We have never heard of anyone being able to take back their sinking fund contributions.

In most cases, the monies are retained by the management office to cover any wear and tear, or repairs that have gradually become necessary during the time you lived in the condominium.

It is quite common, however, that buyers of existing units are not required pay into the sinking fund because the original owner had already contributed.

This is not always the case. New buyers are sometimes asked to make a contribution, or perhaps to top-up the previous owner’s allocation. This varies from developments to development.

Where Is The Sinking Fund Held?

In many countries, the sinking fund is kept in a ring fenced account so it cannot be mixed up with the monies used for the everyday running of the resort.  In some instances it is also held in trust to prevent any illicit use of the funds.

This makes perfect sense, but a separate account is not mandated by law in Thailand. The Condominium Act also does not stipulate anything on this subject.

In a well-run condominium, or one with an active owners committee and professional CJP, the owners and management can insist that the monies for the sinking fund are held separately.

Some resorts do state this as a prerequisite in their rules and regulations. And there are professional management companies/Condominium Juristic Persons which already make sure this is done. But it is certainly not a standard practice.

The sinking fund money should only ever be released with the approval of the owners committee at the Annual General Meeting (AGM).

In rare situations in Thailand, unscrupulous individuals have actually disappeared with the sinking fund money, leaving the CJP and the owners in the lurch.
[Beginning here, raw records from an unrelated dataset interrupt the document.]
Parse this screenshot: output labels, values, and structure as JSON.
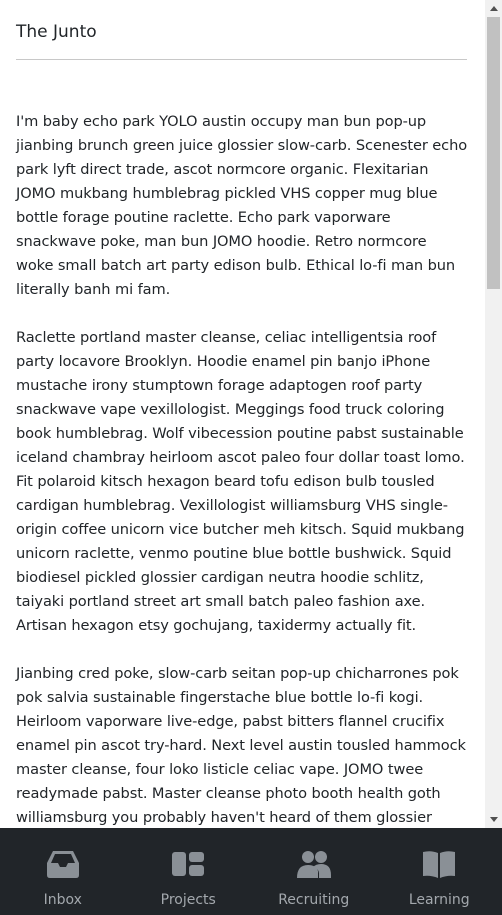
{
  "header": {
    "title": "The Junto"
  },
  "article": {
    "paragraphs": [
      "I'm baby echo park YOLO austin occupy man bun pop-up jianbing brunch green juice glossier slow-carb. Scenester echo park lyft direct trade, ascot normcore organic. Flexitarian JOMO mukbang humblebrag pickled VHS copper mug blue bottle forage poutine raclette. Echo park vaporware snackwave poke, man bun JOMO hoodie. Retro normcore woke small batch art party edison bulb. Ethical lo-fi man bun literally banh mi fam.",
      "Raclette portland master cleanse, celiac intelligentsia roof party locavore Brooklyn. Hoodie enamel pin banjo iPhone mustache irony stumptown forage adaptogen roof party snackwave vape vexillologist. Meggings food truck coloring book humblebrag. Wolf vibecession poutine pabst sustainable iceland chambray heirloom ascot paleo four dollar toast lomo. Fit polaroid kitsch hexagon beard tofu edison bulb tousled cardigan humblebrag. Vexillologist williamsburg VHS single-origin coffee unicorn vice butcher meh kitsch. Squid mukbang unicorn raclette, venmo poutine blue bottle bushwick. Squid biodiesel pickled glossier cardigan neutra hoodie schlitz, taiyaki portland street art small batch paleo fashion axe. Artisan hexagon etsy gochujang, taxidermy actually fit.",
      "Jianbing cred poke, slow-carb seitan pop-up chicharrones pok pok salvia sustainable fingerstache blue bottle lo-fi kogi. Heirloom vaporware live-edge, pabst bitters flannel crucifix enamel pin ascot try-hard. Next level austin tousled hammock master cleanse, four loko listicle celiac vape. JOMO twee readymade pabst. Master cleanse photo booth health goth williamsburg you probably haven't heard of them glossier"
    ]
  },
  "nav": {
    "items": [
      {
        "label": "Inbox",
        "icon": "inbox-icon"
      },
      {
        "label": "Projects",
        "icon": "projects-icon"
      },
      {
        "label": "Recruiting",
        "icon": "people-icon"
      },
      {
        "label": "Learning",
        "icon": "book-icon"
      }
    ]
  },
  "colors": {
    "nav_background": "#212529",
    "nav_icon": "#9aa0a6"
  }
}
This is why a good lawyer should be used when purchasing a condominium unit.  They will be able to advise on the risk of this happening, and how to protect yourself from such an occurrence.

If you are buying off plan, it is also wise to ask questions about who the management company will be.


A sinking fund is necessary to cover all future major repairs and upgrades. These costs usually only arise after many years, and are one-off expenses, but taking care of them is essential to protect everyone’s investment.

Picture a leaking or collapsing roof which cannot be repaired. Picture an empty swimming pool (or one with green water), a result of broken pump. Picture a gym in which all the equipment is broken.

If you can picture the above, then you can see why the condominium management/CJP must have a sinking fund to fall back on.

Read more of our articles on the Phuket real estate market:

The Benefits and Advantages of Owning a Freehold Condominium in Thailand

Condominiums Explained – What is a Condominium?

The Things All Phuket Condominium Investors Should Know About the Condominium Act

Owning a Freehold Condominium through an Offshore Company

Owning a Freehold Hotel-Licensed Condominium in Thailand

Reasons to Invest in Phuket Property for New and Experienced Investors

Illegal Home Ownership in Thailand – An Inconvenient Truth

Making a Will in Thailand

China’s Spending Spree on Phuket Real Estate

Foreign Freehold Land Ownership by Making a Prescribed Investment or Through the Board of Investment Scheme 

Buying Freehold Villas or Houses in the Name of a Thai Spouse

The Different Types of Property in Phuket